Judges bill referred to Parliamentary panel
A Bill which seeks to scrap the collegium system of appointment of judges to the higher judiciary and give executive a say in the matter has been referred to a Parliamentary committee for further consultations.delhi Updated: Sep 15, 2013 12:04 IST
A Bill which seeks to scrap the collegium system of appointment of judges to the higher judiciary and give executive a say in the matter has been referred to a Parliamentary committee for further consultations.
The Judicial Appointments Commission Bill, 2013, introduced in the Rajya Sabha on August 29, has been referred to the Parliamentary Standing Committee on Law. The panel has now sought the opinion and views of the general public and stakeholders on the provisions of the bill which aims at establishing a new mechanism to appoint judges to the Supreme Court and 24 High Courts.
Law minister Kapil Sibal had introduced an enabling bill -- the Constitution (120th) Amendment Bill -- and the Judicial Appointments Commission Bill, 2013, which defines the establishment of the proposed body to recommend appointment and transfer of judges. The government and the Opposition were united in seeking to scrap the collegium system of appointing judges to higher courts, saying it was essential to restore the delicate balance of power which has been disturbed.
The Constitutional Amendment Bill was passed in the Upper House amidst a walkout by BJP which wanted both the bills to be referred to a Parliamentary Standing Committee. The government wanted the Constitutional Amendment Bill to be passed and was willing to send the main bill -- the Judicial Appointments Commission Bill-- to the standing committee. The Constitutional Amendment Bill is now pending with the Lok Sabha, while Rajya Sabha Chairman M Hamid Ansari had agreed to refer the main bill to the Parliamentary panel.

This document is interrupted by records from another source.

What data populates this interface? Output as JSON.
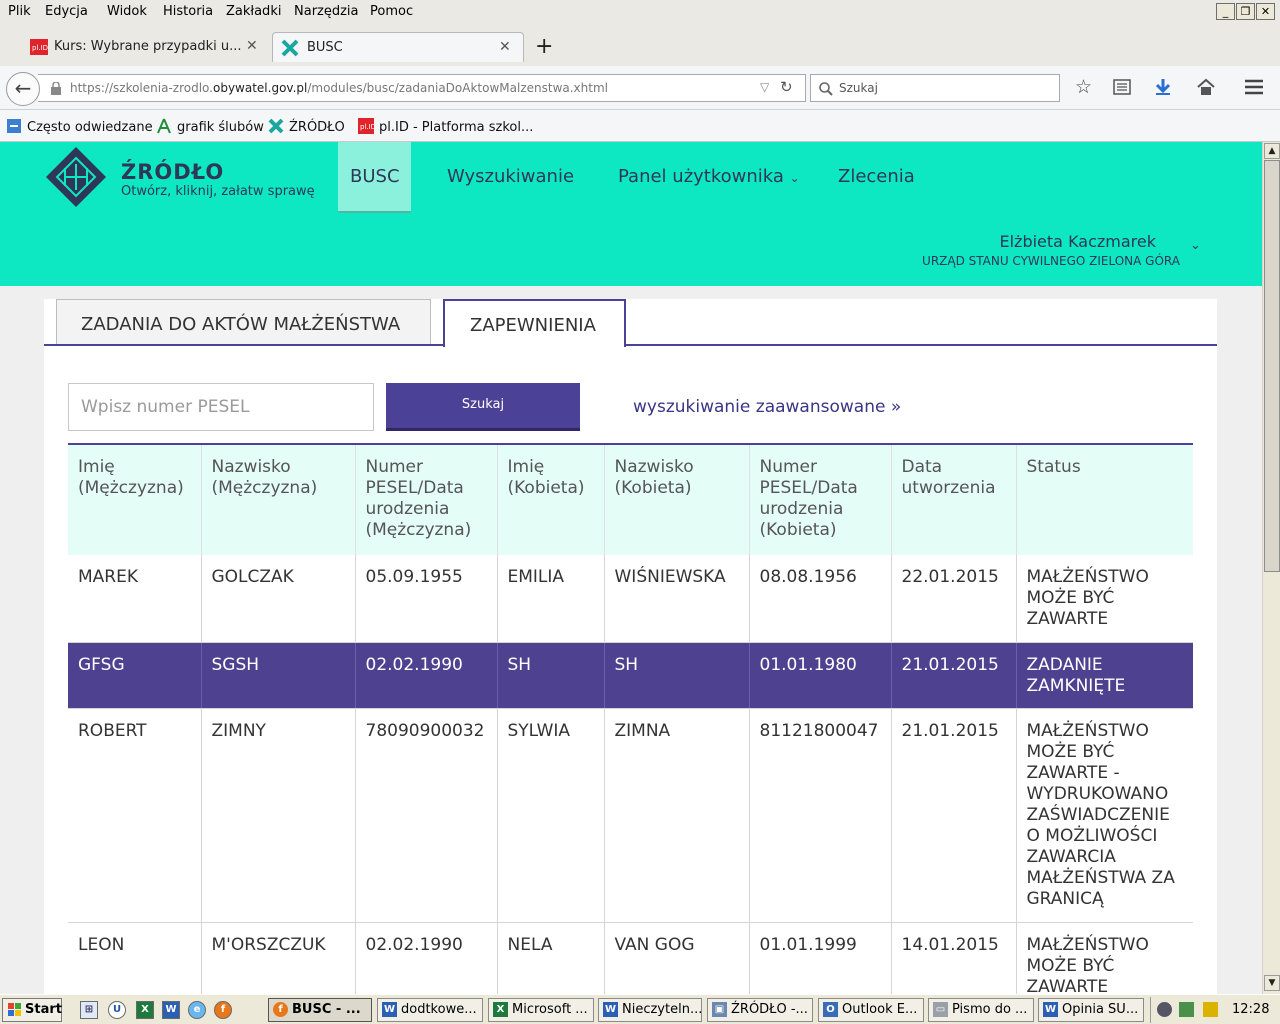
{
  "menubar": {
    "items": [
      "Plik",
      "Edycja",
      "Widok",
      "Historia",
      "Zakładki",
      "Narzędzia",
      "Pomoc"
    ]
  },
  "tabs": [
    {
      "label": "Kurs: Wybrane przypadki u...",
      "icon": "plid-icon",
      "active": false
    },
    {
      "label": "BUSC",
      "icon": "zrodlo-icon",
      "active": true
    }
  ],
  "navbar": {
    "url_prefix": "https://szkolenia-zrodlo.",
    "url_domain": "obywatel.gov.pl",
    "url_path": "/modules/busc/zadaniaDoAktowMalzenstwa.xhtml",
    "search_placeholder": "Szukaj"
  },
  "bookmarks": [
    {
      "label": "Często odwiedzane",
      "icon": "frequent-icon"
    },
    {
      "label": "grafik ślubów",
      "icon": "grafik-icon"
    },
    {
      "label": "ŹRÓDŁO",
      "icon": "zrodlo-icon"
    },
    {
      "label": "pl.ID - Platforma szkol...",
      "icon": "plid-icon"
    }
  ],
  "site": {
    "brand": "ŹRÓDŁO",
    "tagline": "Otwórz, kliknij, załatw sprawę",
    "nav": {
      "busc": "BUSC",
      "search": "Wyszukiwanie",
      "panel": "Panel użytkownika",
      "orders": "Zlecenia"
    },
    "user": {
      "name": "Elżbieta Kaczmarek",
      "office": "URZĄD STANU CYWILNEGO ZIELONA GÓRA"
    },
    "colors": {
      "header": "#0ee8c2",
      "accent": "#4b4196",
      "text": "#2e3758"
    }
  },
  "page": {
    "tabs": [
      "ZADANIA DO AKTÓW MAŁŻEŃSTWA",
      "ZAPEWNIENIA"
    ],
    "active_tab": "ZAPEWNIENIA",
    "search": {
      "placeholder": "Wpisz numer PESEL",
      "button": "Szukaj",
      "advanced_link": "wyszukiwanie zaawansowane »"
    },
    "table": {
      "headers": [
        "Imię (Mężczyzna)",
        "Nazwisko (Mężczyzna)",
        "Numer PESEL/Data urodzenia (Mężczyzna)",
        "Imię (Kobieta)",
        "Nazwisko (Kobieta)",
        "Numer PESEL/Data urodzenia (Kobieta)",
        "Data utworzenia",
        "Status"
      ],
      "rows": [
        [
          "MAREK",
          "GOLCZAK",
          "05.09.1955",
          "EMILIA",
          "WIŚNIEWSKA",
          "08.08.1956",
          "22.01.2015",
          "MAŁŻEŃSTWO MOŻE BYĆ ZAWARTE"
        ],
        [
          "GFSG",
          "SGSH",
          "02.02.1990",
          "SH",
          "SH",
          "01.01.1980",
          "21.01.2015",
          "ZADANIE ZAMKNIĘTE"
        ],
        [
          "ROBERT",
          "ZIMNY",
          "78090900032",
          "SYLWIA",
          "ZIMNA",
          "81121800047",
          "21.01.2015",
          "MAŁŻEŃSTWO MOŻE BYĆ ZAWARTE - WYDRUKOWANO ZAŚWIADCZENIE O MOŻLIWOŚCI ZAWARCIA MAŁŻEŃSTWA ZA GRANICĄ"
        ],
        [
          "LEON",
          "M'ORSZCZUK",
          "02.02.1990",
          "NELA",
          "VAN GOG",
          "01.01.1999",
          "14.01.2015",
          "MAŁŻEŃSTWO MOŻE BYĆ ZAWARTE"
        ]
      ],
      "selected_row": 1
    }
  },
  "taskbar": {
    "start": "Start",
    "tasks": [
      {
        "label": "BUSC - ...",
        "icon": "firefox-icon",
        "active": true
      },
      {
        "label": "dodtkowe...",
        "icon": "word-icon",
        "active": false
      },
      {
        "label": "Microsoft ...",
        "icon": "excel-icon",
        "active": false
      },
      {
        "label": "Nieczyteln...",
        "icon": "word-icon",
        "active": false
      },
      {
        "label": "ŹRÓDŁO -...",
        "icon": "app-icon",
        "active": false
      },
      {
        "label": "Outlook E...",
        "icon": "outlook-icon",
        "active": false
      },
      {
        "label": "Pismo do ...",
        "icon": "window-icon",
        "active": false
      },
      {
        "label": "Opinia SU...",
        "icon": "word-icon",
        "active": false
      }
    ],
    "clock": "12:28"
  }
}
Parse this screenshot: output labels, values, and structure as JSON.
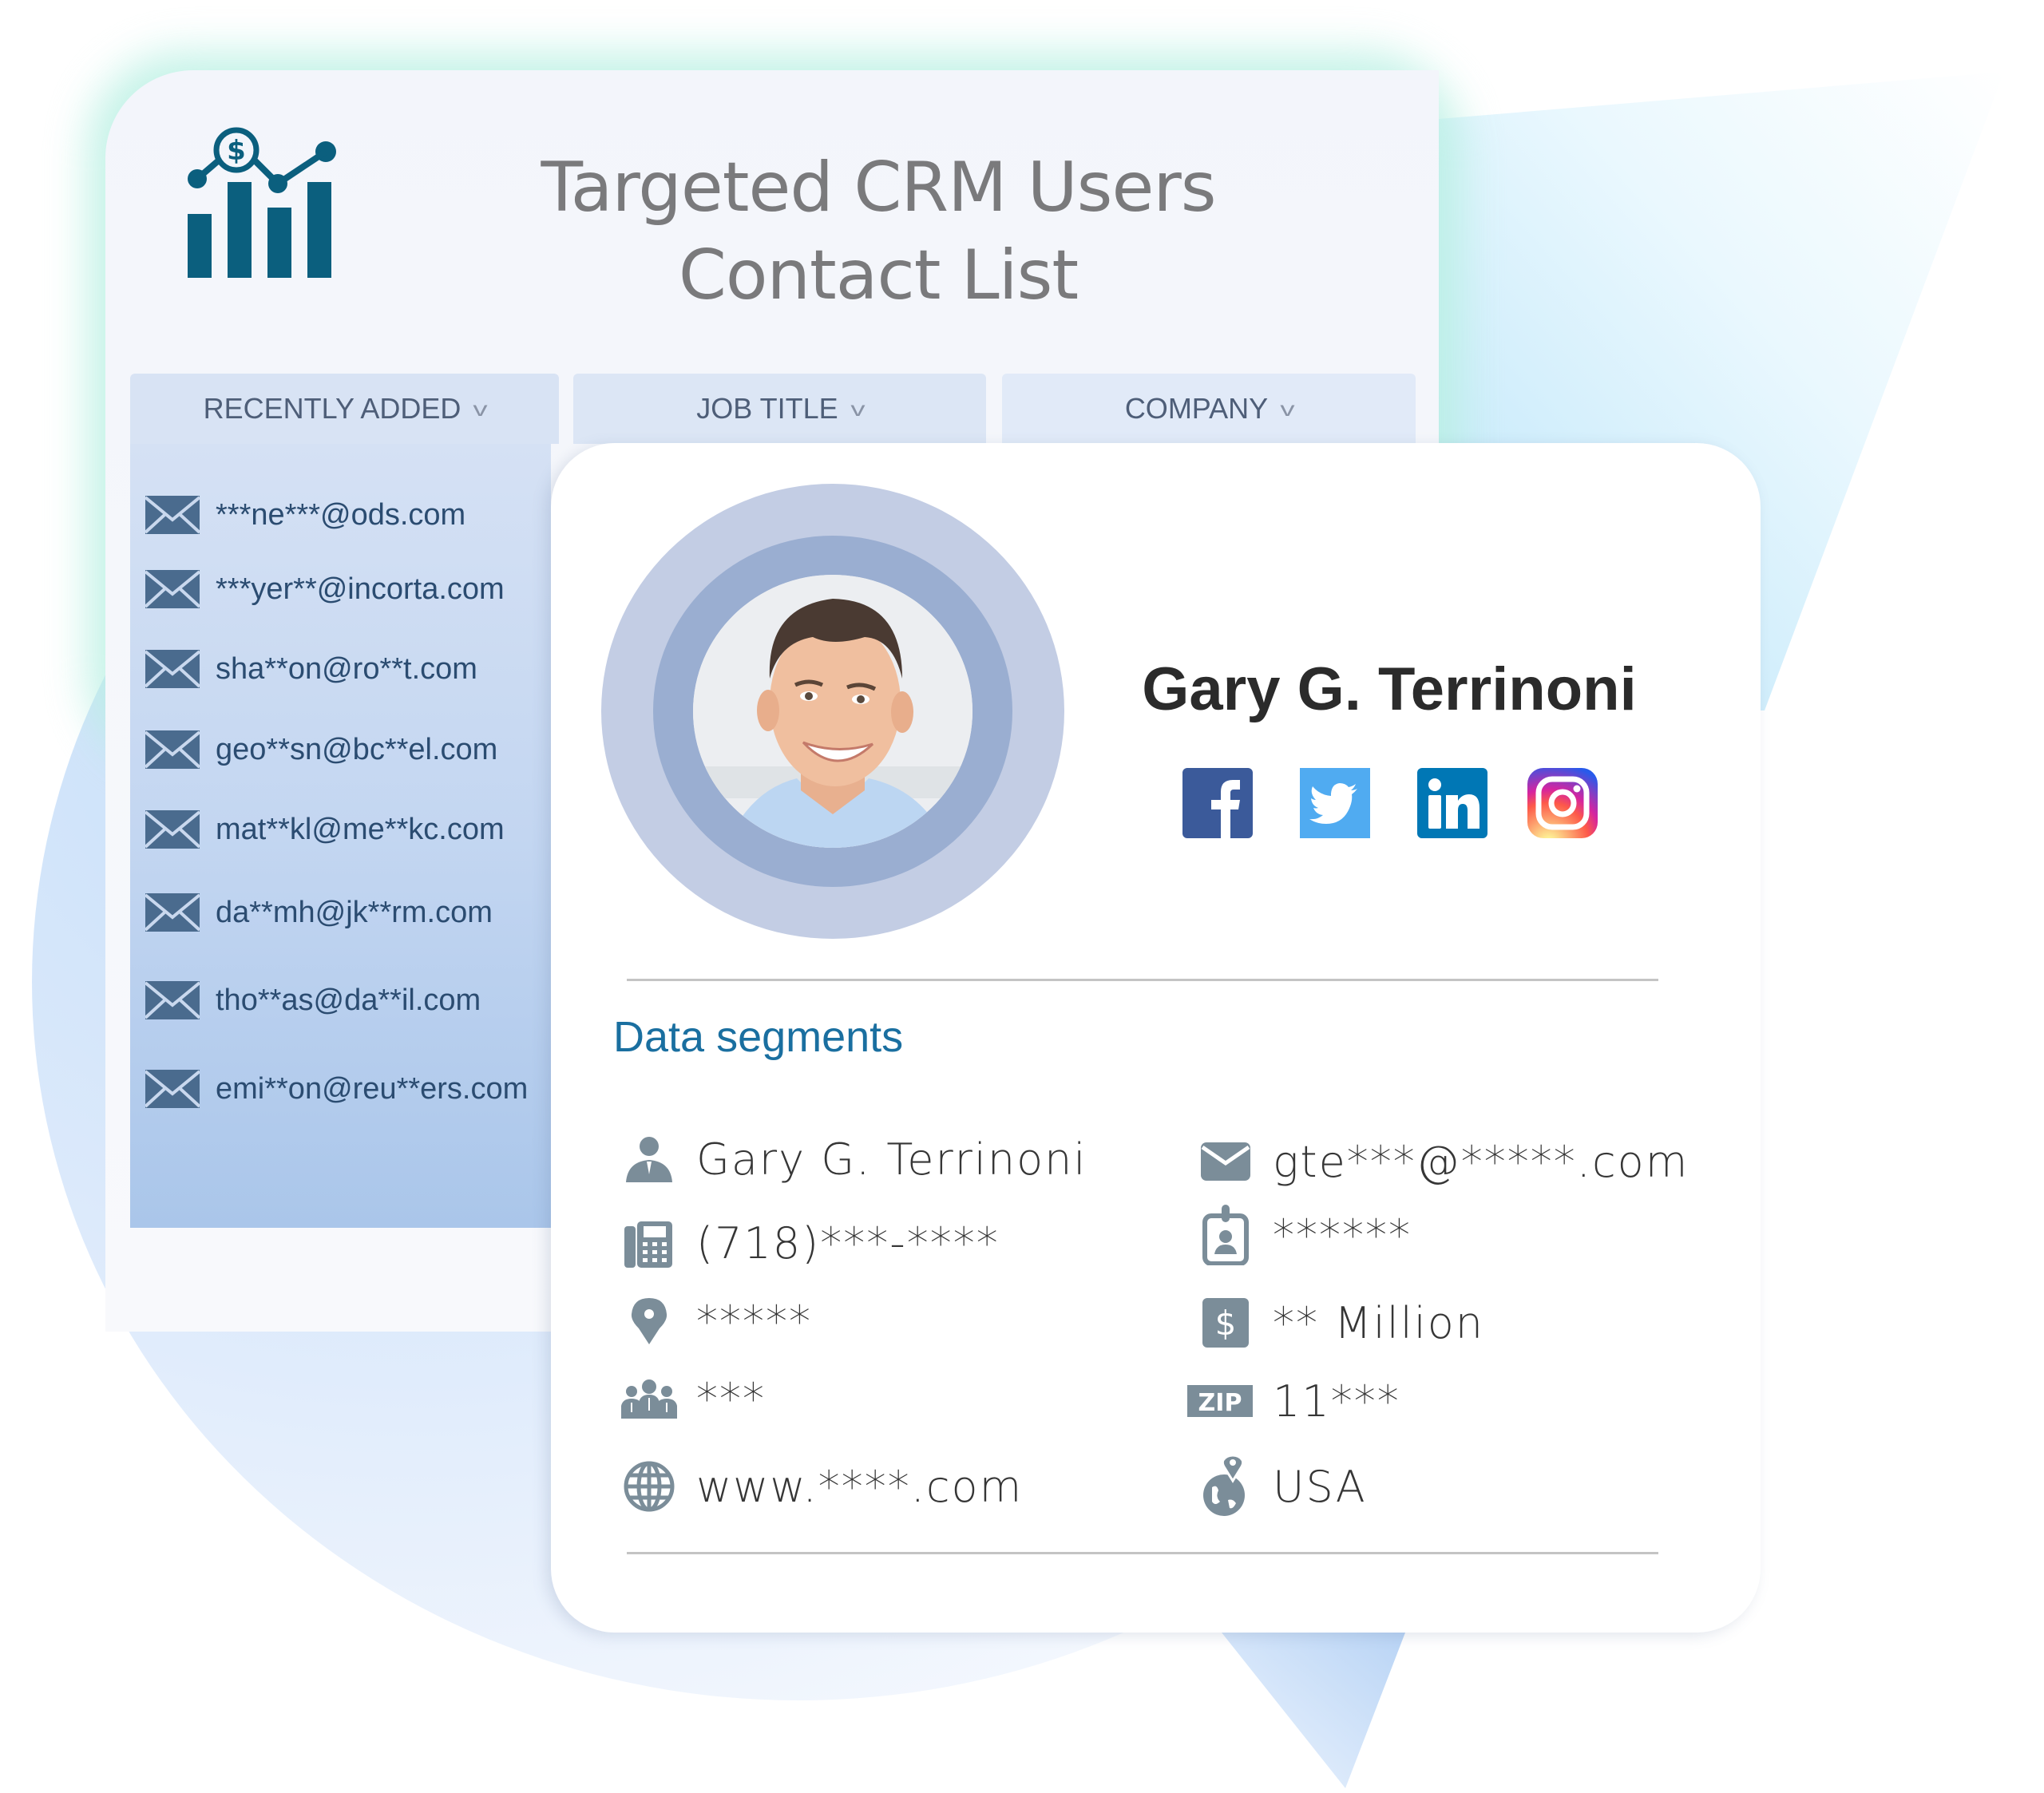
{
  "header": {
    "title_line1": "Targeted CRM Users",
    "title_line2": "Contact List",
    "logo_icon": "chart-dollar-icon"
  },
  "tabs": [
    {
      "label": "RECENTLY ADDED",
      "icon": "chevron-down-icon"
    },
    {
      "label": "JOB TITLE",
      "icon": "chevron-down-icon"
    },
    {
      "label": "COMPANY",
      "icon": "chevron-down-icon"
    }
  ],
  "chevron_glyph": "v",
  "recent_emails": [
    "***ne***@ods.com",
    "***yer**@incorta.com",
    "sha**on@ro**t.com",
    "geo**sn@bc**el.com",
    "mat**kl@me**kc.com",
    "da**mh@jk**rm.com",
    "tho**as@da**il.com",
    "emi**on@reu**ers.com"
  ],
  "profile": {
    "name": "Gary G. Terrinoni",
    "social": [
      {
        "name": "facebook",
        "color": "#3b5a9a"
      },
      {
        "name": "twitter",
        "color": "#50abf1"
      },
      {
        "name": "linkedin",
        "color": "#0077b5"
      },
      {
        "name": "instagram",
        "color": "#d6249f"
      }
    ]
  },
  "segments": {
    "title": "Data segments",
    "left": [
      {
        "icon": "person-icon",
        "value": "Gary G. Terrinoni"
      },
      {
        "icon": "phone-fax-icon",
        "value": "(718)***-****"
      },
      {
        "icon": "location-pin-icon",
        "value": "*****"
      },
      {
        "icon": "team-icon",
        "value": "***"
      },
      {
        "icon": "globe-icon",
        "value": "www.****.com"
      }
    ],
    "right": [
      {
        "icon": "envelope-icon",
        "value": "gte***@*****.com"
      },
      {
        "icon": "id-badge-icon",
        "value": "******"
      },
      {
        "icon": "dollar-icon",
        "value": "** Million"
      },
      {
        "icon": "zip-icon",
        "value": "11***",
        "icon_text": "ZIP"
      },
      {
        "icon": "globe-pin-icon",
        "value": "USA"
      }
    ]
  },
  "colors": {
    "accent": "#1a6fa0",
    "logo": "#0b5f7e",
    "icon_gray": "#7b8d99",
    "email_text": "#2b4c71",
    "tab_text": "#4e5e78"
  }
}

Under the present collegium system, the Chief Justice of India and four senior most judges of Supreme Court recommend to the government the names of judges for appointment to the High Courts and to the apex court. The government can return the file to the collegium only once for its reconsideration, but cannot refuse the recommendation. India perhaps is the only country where judges appoint judges.
The bill seeks to set up a Judicial Appointments Commission to recommend the appointment and transfer of Supreme Court and High Court judges. It states that it will make the participants in the selection accountable and introduce "transparency" in the selection process. The bill seeks to set up a panel headed by the CJI to recommend the appointment and transfer of senior judges.
The other members of the proposed Commission would be two senior-most judges of Supreme Court, the Law Minister and two eminent persons, along with the Secretary (Justice) in the Law Ministry as its convener. The two eminent persons will be selected by a panel headed by the Prime Minister with the CJI and the Leader of the Opposition in the Lok Sabha as its members. The Judiciary is opposed to the proposal and has defended the collegium system for appointment of judges in higher judiciary.
Chief Justice of India P Sathasivam said yesterday that the government and its agencies have a say in the present collegium system and their views are also taken into consideration for appointment of judges. Justice Sathasivam said that no name is finalised until it gets clearance from the Law Minister, the Prime Minister and the President and in the whole mechanism, inputs from Intelligence Bureau, respective high courts and eminent people, are taken into consideration.
First Published: Sep 15, 2013 11:22 IST